[Page and application data records]
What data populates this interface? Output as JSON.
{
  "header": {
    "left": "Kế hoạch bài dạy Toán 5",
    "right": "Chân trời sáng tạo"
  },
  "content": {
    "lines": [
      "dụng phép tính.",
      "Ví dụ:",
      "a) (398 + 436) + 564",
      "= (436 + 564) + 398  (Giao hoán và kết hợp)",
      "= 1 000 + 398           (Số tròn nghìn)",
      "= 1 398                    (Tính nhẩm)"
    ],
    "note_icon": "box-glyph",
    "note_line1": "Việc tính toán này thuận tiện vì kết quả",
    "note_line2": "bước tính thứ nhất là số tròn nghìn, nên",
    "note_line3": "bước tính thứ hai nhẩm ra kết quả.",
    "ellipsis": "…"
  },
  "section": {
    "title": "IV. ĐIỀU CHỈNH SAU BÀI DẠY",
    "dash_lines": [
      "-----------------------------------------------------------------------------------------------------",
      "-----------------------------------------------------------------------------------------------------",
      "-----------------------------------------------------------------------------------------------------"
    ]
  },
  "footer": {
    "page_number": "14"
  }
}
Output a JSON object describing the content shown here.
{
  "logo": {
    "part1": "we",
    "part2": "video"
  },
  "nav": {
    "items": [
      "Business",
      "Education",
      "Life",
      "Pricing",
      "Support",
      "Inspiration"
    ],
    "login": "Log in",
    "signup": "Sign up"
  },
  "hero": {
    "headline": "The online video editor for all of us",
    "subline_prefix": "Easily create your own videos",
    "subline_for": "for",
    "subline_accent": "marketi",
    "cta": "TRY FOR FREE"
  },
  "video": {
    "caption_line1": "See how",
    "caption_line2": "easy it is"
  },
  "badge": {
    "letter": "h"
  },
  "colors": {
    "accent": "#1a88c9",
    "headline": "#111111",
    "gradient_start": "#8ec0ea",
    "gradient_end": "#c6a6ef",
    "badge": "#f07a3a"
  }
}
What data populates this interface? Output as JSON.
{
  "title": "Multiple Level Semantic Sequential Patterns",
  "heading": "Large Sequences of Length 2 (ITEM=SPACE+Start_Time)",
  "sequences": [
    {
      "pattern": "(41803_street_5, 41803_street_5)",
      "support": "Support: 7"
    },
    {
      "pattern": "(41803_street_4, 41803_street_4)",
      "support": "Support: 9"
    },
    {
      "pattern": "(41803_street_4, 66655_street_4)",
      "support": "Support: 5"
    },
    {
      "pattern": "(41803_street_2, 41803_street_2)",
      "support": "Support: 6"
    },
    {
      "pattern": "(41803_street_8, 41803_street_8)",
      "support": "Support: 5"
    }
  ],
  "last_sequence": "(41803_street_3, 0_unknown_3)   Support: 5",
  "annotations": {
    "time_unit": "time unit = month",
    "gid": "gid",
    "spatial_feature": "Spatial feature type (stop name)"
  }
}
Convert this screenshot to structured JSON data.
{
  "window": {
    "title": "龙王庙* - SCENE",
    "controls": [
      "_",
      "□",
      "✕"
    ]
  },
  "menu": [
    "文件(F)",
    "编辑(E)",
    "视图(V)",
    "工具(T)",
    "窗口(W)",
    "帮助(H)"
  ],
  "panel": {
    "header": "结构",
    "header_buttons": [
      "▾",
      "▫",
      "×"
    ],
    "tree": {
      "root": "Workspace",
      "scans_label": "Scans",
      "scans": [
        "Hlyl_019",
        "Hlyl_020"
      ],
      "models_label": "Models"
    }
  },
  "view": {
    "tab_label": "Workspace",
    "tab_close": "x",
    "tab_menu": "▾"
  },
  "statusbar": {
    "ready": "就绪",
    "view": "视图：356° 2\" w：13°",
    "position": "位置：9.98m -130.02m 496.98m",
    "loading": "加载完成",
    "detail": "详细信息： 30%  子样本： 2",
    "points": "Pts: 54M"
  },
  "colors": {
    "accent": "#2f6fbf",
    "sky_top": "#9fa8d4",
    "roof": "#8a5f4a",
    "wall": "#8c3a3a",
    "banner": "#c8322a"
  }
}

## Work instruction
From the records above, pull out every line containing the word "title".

## Output
    "title": "IV. ĐIỀU CHỈNH SAU BÀI DẠY",
  "title": "Multiple Level Semantic Sequential Patterns",
    "title": "龙王庙* - SCENE",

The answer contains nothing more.